5.4 It was RESOLVED that the report be noted.
6.1 The Executive Director for Children and Young People introduced the item.
6.2 The committee heard that:
1. Although this was a statutory change, there was flexibility in how the new arrangements could work.
2. The proposed model was similar to that in Greenwich
3. The role of the Independent Scrutineer was distinct from the role of the scrutiny committee. The Scrutineer would play a similar role to the current Independent Chair of the Lewisham Safeguarding Children Board. In some boroughs the Chair would stay on to fulfil this role. The current Chair was stepping down so it was not yet known who would fulfil this role in Lewisham.
4. Cllr Hall urged the Chief Executive to take up the role in conjunction with the CCG and the Police.
6.3 It was RESOLVED that the report be noted.
It was RESOLVED that the report be noted without discussion.
It was RESOLVED that the report be noted without discussion.
Angela Scattergood, Assistant Director – Education Services, and Michael Roach, Interim Director – Lewisham Learning introduced the item.
9.2 The committee heard that the officers had commissioned further data analysis, which would take time and therefore were not available in time for the committee meeting.
9.3 The following was noted in discussion:
1. ‘Disadvantaged’ refers to pupils eligible for Pupil Premium
2. Disadvantage seems to have a significant impact on the white British cohort in terms of attainment.
3. Raising attainment of Disadvantage pupils is a key priority area for Lewisham Learning.
4. Ofsted inspections of previously outstanding schools were being triggered by a delve into data on progress and attainment of disadvantaged children. Lewisham Learning was working with schools to help them prepare for this.
5. One of Lewisham’s primary schools bucked the trend and saw a higher than average percentage of Black Caribbean pupils achieve the expected standard in Reading, Writing and Maths. Best practice and lessons learned would be shared with other schools.
6. It was suggested that some of the factors that had contributed to bucking this trend included
b. Challenging unconscious bias
c. Diversity in the workforce
d. Curriculum design
e. Partnership working with parents, especially around secondary transition.
7. Lewisham Learning was providing curriculum advice on inclusion, especially Pupil Premium and Black attainment.
8. Key Stage 5 improvement was an emerging priority, and work was being done to improve communication and marketing of the post-16 offer across Lewisham, both A-levels and vocational qualifications.
9. Focus had previously been on improving Reading and Maths at KS2, and now focus was turning to improving Writing.
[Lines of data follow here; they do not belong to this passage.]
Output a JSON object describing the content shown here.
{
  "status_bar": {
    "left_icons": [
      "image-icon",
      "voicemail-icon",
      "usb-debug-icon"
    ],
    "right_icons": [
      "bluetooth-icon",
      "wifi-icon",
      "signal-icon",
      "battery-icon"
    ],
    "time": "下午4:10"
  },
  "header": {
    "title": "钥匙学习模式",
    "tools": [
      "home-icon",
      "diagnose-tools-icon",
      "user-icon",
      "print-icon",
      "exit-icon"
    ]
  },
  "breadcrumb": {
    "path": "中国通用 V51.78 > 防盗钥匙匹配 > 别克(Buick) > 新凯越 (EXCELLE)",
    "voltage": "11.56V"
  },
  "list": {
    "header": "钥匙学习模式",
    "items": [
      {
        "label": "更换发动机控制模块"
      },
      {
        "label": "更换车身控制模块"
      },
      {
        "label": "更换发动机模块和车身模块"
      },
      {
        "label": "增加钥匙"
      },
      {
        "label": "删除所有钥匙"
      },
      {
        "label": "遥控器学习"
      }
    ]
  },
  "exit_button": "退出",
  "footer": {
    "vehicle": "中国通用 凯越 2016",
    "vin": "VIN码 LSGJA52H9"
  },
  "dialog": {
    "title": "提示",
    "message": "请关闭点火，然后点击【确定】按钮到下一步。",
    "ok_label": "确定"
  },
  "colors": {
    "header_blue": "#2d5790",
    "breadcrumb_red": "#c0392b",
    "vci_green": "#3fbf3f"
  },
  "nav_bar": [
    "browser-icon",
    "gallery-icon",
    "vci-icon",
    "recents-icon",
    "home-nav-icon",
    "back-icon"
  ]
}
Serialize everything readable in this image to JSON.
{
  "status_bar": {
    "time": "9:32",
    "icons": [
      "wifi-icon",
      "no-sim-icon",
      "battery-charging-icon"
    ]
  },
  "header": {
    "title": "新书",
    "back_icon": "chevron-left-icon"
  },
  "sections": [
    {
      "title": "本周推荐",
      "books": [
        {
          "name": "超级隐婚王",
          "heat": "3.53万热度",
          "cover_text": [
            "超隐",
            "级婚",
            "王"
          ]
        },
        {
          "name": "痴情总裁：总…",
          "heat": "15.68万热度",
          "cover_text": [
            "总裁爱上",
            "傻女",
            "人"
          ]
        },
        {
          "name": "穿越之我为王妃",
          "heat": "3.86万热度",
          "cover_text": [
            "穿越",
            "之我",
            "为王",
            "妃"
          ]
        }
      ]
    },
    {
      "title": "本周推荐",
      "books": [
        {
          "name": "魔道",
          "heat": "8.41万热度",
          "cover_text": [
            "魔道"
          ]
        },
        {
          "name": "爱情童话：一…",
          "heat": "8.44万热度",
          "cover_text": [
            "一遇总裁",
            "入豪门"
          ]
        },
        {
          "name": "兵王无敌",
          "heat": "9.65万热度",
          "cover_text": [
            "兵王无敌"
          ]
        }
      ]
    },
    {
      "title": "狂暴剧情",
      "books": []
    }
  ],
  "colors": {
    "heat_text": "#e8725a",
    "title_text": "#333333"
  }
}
The Rathfern Research Hub would look into reasons for the decline.
10.There was suggestion that some schools had over-focused on getting children to the expected level, and that more needed to be done to challenge the most able children.
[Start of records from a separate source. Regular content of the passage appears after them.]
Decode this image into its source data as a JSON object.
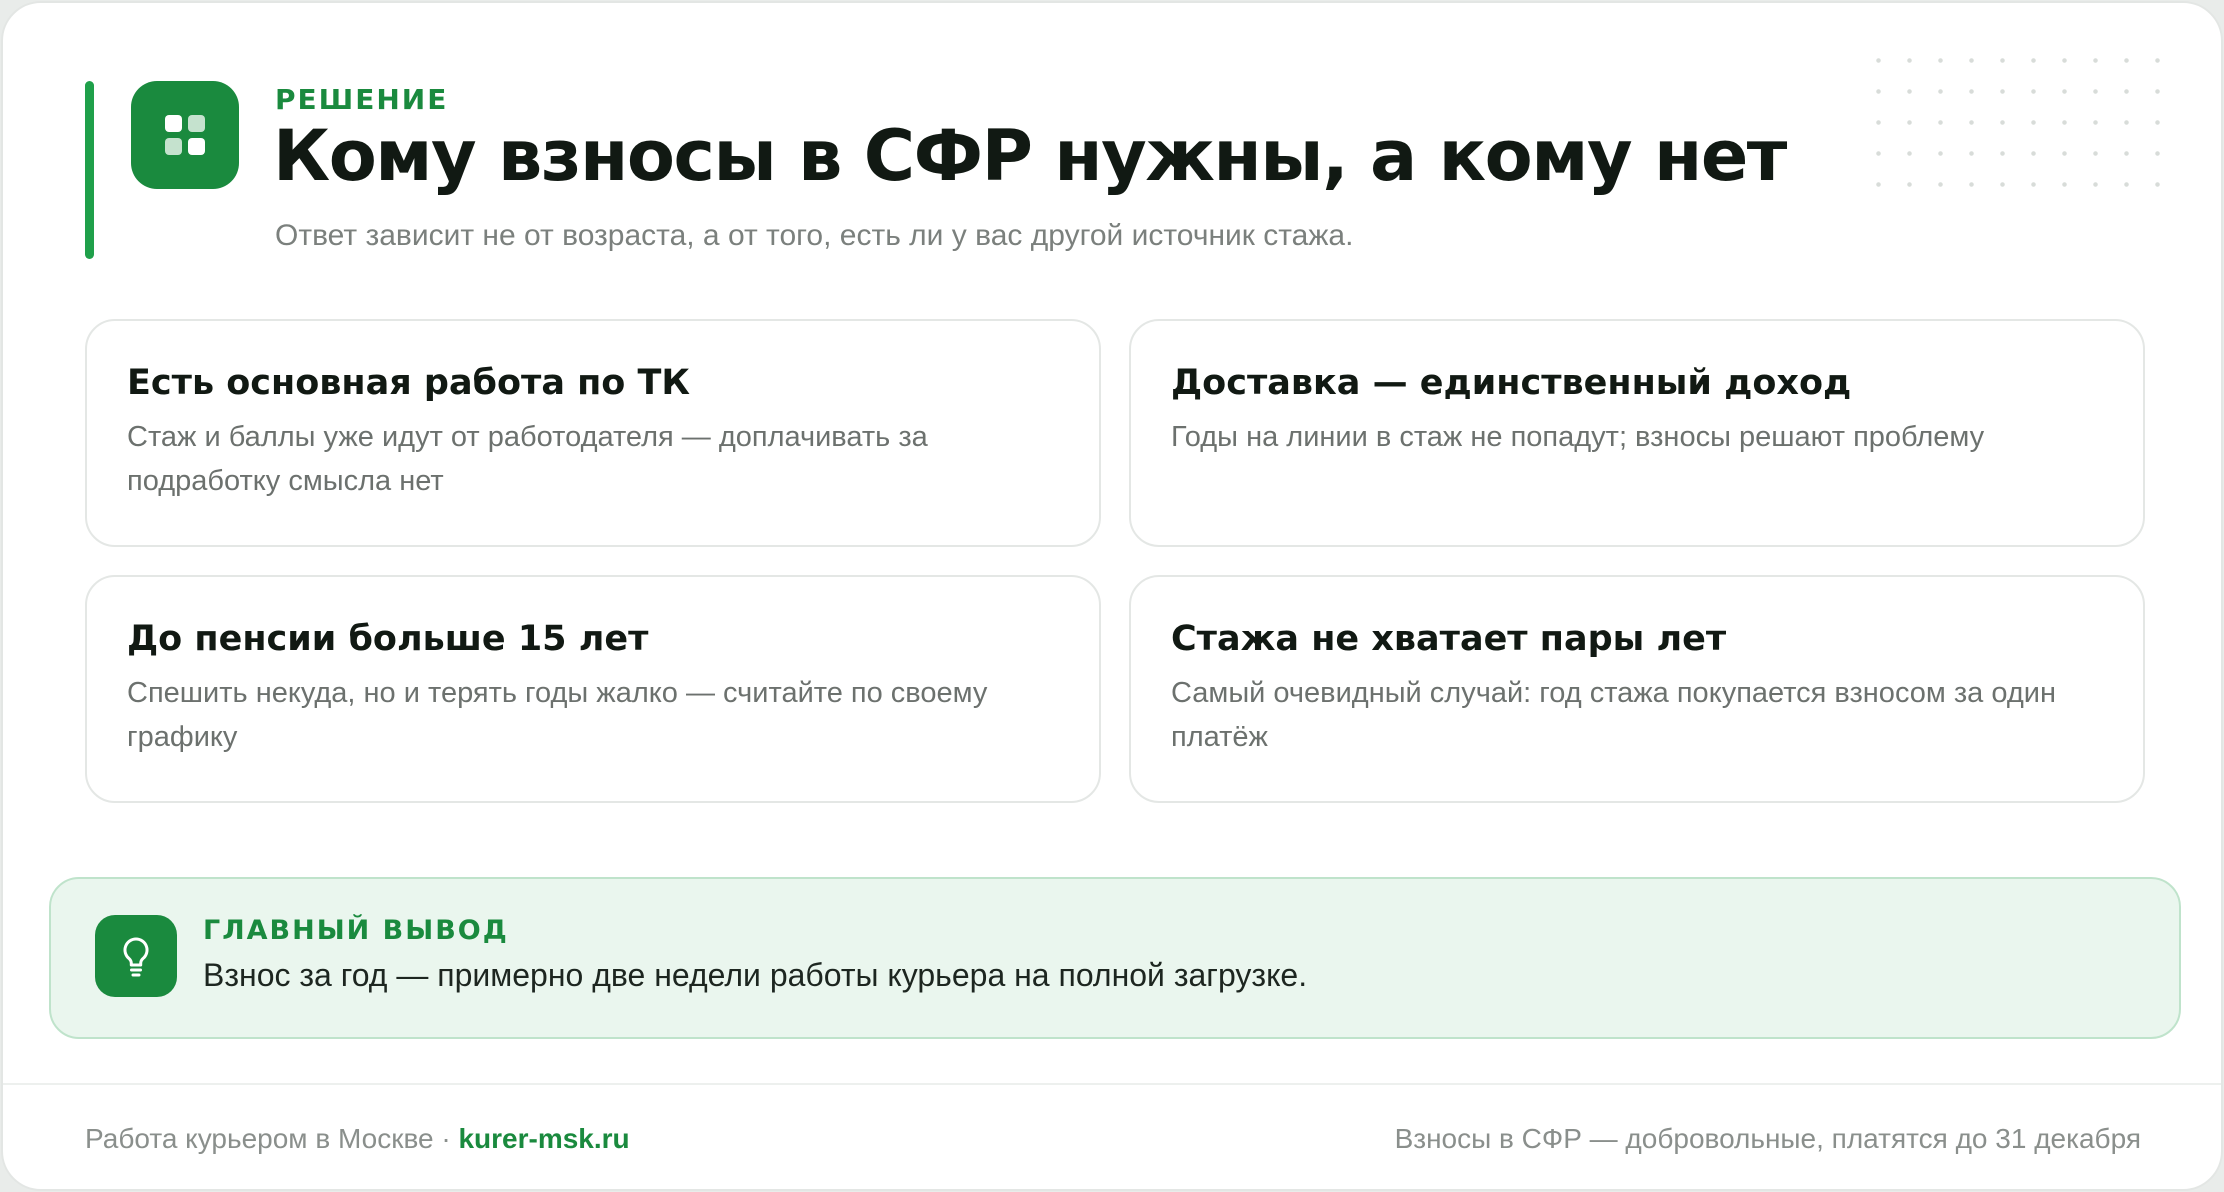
{
  "header": {
    "eyebrow": "РЕШЕНИЕ",
    "title": "Кому взносы в СФР нужны, а кому нет",
    "subtitle": "Ответ зависит не от возраста, а от того, есть ли у вас другой источник стажа.",
    "logo_icon": "grid-icon"
  },
  "cards": [
    {
      "title": "Есть основная работа по ТК",
      "text": "Стаж и баллы уже идут от работодателя — доплачивать за подработку смысла нет"
    },
    {
      "title": "Доставка — единственный доход",
      "text": "Годы на линии в стаж не попадут; взносы решают проблему"
    },
    {
      "title": "До пенсии больше 15 лет",
      "text": "Спешить некуда, но и терять годы жалко — считайте по своему графику"
    },
    {
      "title": "Стажа не хватает пары лет",
      "text": "Самый очевидный случай: год стажа покупается взносом за один платёж"
    }
  ],
  "conclusion": {
    "label": "ГЛАВНЫЙ ВЫВОД",
    "text": "Взнос за год — примерно две недели работы курьера на полной загрузке.",
    "icon": "lightbulb-icon"
  },
  "footer": {
    "left_text": "Работа курьером в Москве · ",
    "link_text": "kurer-msk.ru",
    "right_text": "Взносы в СФР — добровольные, платятся до 31 декабря"
  },
  "colors": {
    "accent": "#1a8a3e",
    "accent_bar": "#1fa04a",
    "conclusion_bg": "#eaf6ee"
  }
}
11.One Member cited difficulties in retaining A-level students in Lewisham, in part due to Sedgehill no longer offering A-Levels, as well as referencing the experience of another 11-16 school in the borough whose most able students were poached for scholarships to a local independent school.
12.The financial sustainability of Lewisham Learning was questioned. Some £300k of funding was available from the local authority in the next financial year which would not last long into the next academic year. Lewisham Learning would look at what had been most impactful. Schools had indicated that they would be prepared to fund support from Lewisham Learning.
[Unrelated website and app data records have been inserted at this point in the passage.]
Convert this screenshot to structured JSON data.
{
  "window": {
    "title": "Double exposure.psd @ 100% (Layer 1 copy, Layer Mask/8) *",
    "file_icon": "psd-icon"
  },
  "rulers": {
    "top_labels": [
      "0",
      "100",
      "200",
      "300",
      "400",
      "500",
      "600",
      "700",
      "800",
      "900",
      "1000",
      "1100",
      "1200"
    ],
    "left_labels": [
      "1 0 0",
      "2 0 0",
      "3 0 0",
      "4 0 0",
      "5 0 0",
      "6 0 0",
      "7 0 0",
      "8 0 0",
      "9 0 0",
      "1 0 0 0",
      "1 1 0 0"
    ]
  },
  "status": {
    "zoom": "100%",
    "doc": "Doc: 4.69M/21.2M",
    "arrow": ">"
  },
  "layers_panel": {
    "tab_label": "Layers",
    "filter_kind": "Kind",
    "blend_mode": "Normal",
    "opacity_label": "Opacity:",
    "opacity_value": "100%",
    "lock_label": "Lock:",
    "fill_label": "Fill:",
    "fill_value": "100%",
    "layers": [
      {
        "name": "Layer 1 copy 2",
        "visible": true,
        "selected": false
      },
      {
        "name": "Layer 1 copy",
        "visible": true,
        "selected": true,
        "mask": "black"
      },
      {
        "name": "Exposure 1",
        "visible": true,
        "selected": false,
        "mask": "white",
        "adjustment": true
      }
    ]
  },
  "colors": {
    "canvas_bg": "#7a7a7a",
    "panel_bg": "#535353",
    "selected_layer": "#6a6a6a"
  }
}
9.4 It was RESOLVED that the report be noted.
10.1 The following suggestions for next year’s work programme were offered:
2. Early Help Review
3. Follow up on Exclusions review
4. CYP Plan
5. Children’s Social Care Improvement Plan
6. Lewisham Learning
10.2 Members also requested that:
1. The length of reports be shortened and executive summaries provided
2. External speaker times be limited
3. Evidence sessions happen in the day as a sub-group rather than at the committee meeting
10.3 The Scrutiny Manager reminded Members that subject briefings can be provided on request.
10.4 It was RESOLVED that the report be noted.
Referrals to Mayor and Cabinet
There were none.